* TO DO: Write out the entries below exactly as they stand. Skip every image.

Source records:
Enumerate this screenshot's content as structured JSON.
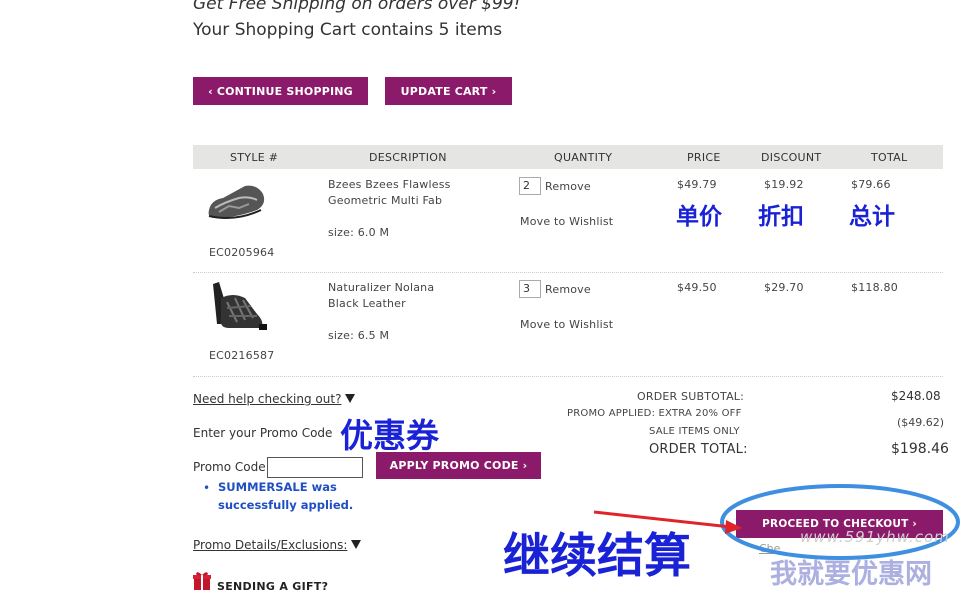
{
  "header": {
    "shipping_banner": "Get Free Shipping on orders over $99!",
    "cart_count_text": "Your Shopping Cart contains 5 items"
  },
  "buttons": {
    "continue_shopping": "‹ CONTINUE SHOPPING",
    "update_cart": "UPDATE CART ›",
    "apply_promo": "APPLY PROMO CODE ›",
    "proceed_checkout": "PROCEED TO CHECKOUT ›"
  },
  "table": {
    "headers": [
      "STYLE #",
      "DESCRIPTION",
      "QUANTITY",
      "PRICE",
      "DISCOUNT",
      "TOTAL"
    ],
    "rows": [
      {
        "style": "EC0205964",
        "desc_line1": "Bzees Bzees Flawless",
        "desc_line2": "Geometric Multi Fab",
        "size": "size: 6.0 M",
        "quantity": "2",
        "remove": "Remove",
        "wishlist": "Move to Wishlist",
        "price": "$49.79",
        "discount": "$19.92",
        "total": "$79.66"
      },
      {
        "style": "EC0216587",
        "desc_line1": "Naturalizer Nolana",
        "desc_line2": "Black Leather",
        "size": "size: 6.5 M",
        "quantity": "3",
        "remove": "Remove",
        "wishlist": "Move to Wishlist",
        "price": "$49.50",
        "discount": "$29.70",
        "total": "$118.80"
      }
    ]
  },
  "annotations": {
    "unit_price": "单价",
    "discount": "折扣",
    "total": "总计",
    "coupon": "优惠券",
    "checkout": "继续结算",
    "watermark_url": "www.591yhw.com",
    "watermark_text": "我就要优惠网"
  },
  "promo": {
    "help_link": "Need help checking out?",
    "enter_label": "Enter your Promo Code",
    "code_label": "Promo Code",
    "code_value": "",
    "success_line1": "SUMMERSALE was",
    "success_line2": "successfully applied.",
    "details_link": "Promo Details/Exclusions:",
    "gift_label": "SENDING A GIFT?"
  },
  "summary": {
    "subtotal_label": "ORDER SUBTOTAL:",
    "subtotal_value": "$248.08",
    "promo_label_1": "PROMO APPLIED: EXTRA 20% OFF",
    "promo_label_2": "SALE ITEMS ONLY",
    "promo_value": "($49.62)",
    "total_label": "ORDER TOTAL:",
    "total_value": "$198.46",
    "checkout_link_partial": "Che"
  },
  "colors": {
    "brand": "#8c1a6a",
    "annotation_blue": "#1a22d6",
    "annotation_red": "#e0242a",
    "success_blue": "#1f4fc2",
    "header_bg": "#e5e5e3"
  }
}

* EXERCISE ANSWER:
Enumerate this screenshot's content as structured JSON.
{
  "header": {
    "shipping_banner": "Get Free Shipping on orders over $99!",
    "cart_count_text": "Your Shopping Cart contains 5 items"
  },
  "buttons": {
    "continue_shopping": "‹ CONTINUE SHOPPING",
    "update_cart": "UPDATE CART ›",
    "apply_promo": "APPLY PROMO CODE ›",
    "proceed_checkout": "PROCEED TO CHECKOUT ›"
  },
  "table": {
    "headers": [
      "STYLE #",
      "DESCRIPTION",
      "QUANTITY",
      "PRICE",
      "DISCOUNT",
      "TOTAL"
    ],
    "rows": [
      {
        "style": "EC0205964",
        "desc_line1": "Bzees Bzees Flawless",
        "desc_line2": "Geometric Multi Fab",
        "size": "size: 6.0 M",
        "quantity": "2",
        "remove": "Remove",
        "wishlist": "Move to Wishlist",
        "price": "$49.79",
        "discount": "$19.92",
        "total": "$79.66"
      },
      {
        "style": "EC0216587",
        "desc_line1": "Naturalizer Nolana",
        "desc_line2": "Black Leather",
        "size": "size: 6.5 M",
        "quantity": "3",
        "remove": "Remove",
        "wishlist": "Move to Wishlist",
        "price": "$49.50",
        "discount": "$29.70",
        "total": "$118.80"
      }
    ]
  },
  "annotations": {
    "unit_price": "单价",
    "discount": "折扣",
    "total": "总计",
    "coupon": "优惠券",
    "checkout": "继续结算",
    "watermark_url": "www.591yhw.com",
    "watermark_text": "我就要优惠网"
  },
  "promo": {
    "help_link": "Need help checking out?",
    "enter_label": "Enter your Promo Code",
    "code_label": "Promo Code",
    "code_value": "",
    "success_line1": "SUMMERSALE was",
    "success_line2": "successfully applied.",
    "details_link": "Promo Details/Exclusions:",
    "gift_label": "SENDING A GIFT?"
  },
  "summary": {
    "subtotal_label": "ORDER SUBTOTAL:",
    "subtotal_value": "$248.08",
    "promo_label_1": "PROMO APPLIED: EXTRA 20% OFF",
    "promo_label_2": "SALE ITEMS ONLY",
    "promo_value": "($49.62)",
    "total_label": "ORDER TOTAL:",
    "total_value": "$198.46",
    "checkout_link_partial": "Che"
  },
  "colors": {
    "brand": "#8c1a6a",
    "annotation_blue": "#1a22d6",
    "annotation_red": "#e0242a",
    "success_blue": "#1f4fc2",
    "header_bg": "#e5e5e3"
  }
}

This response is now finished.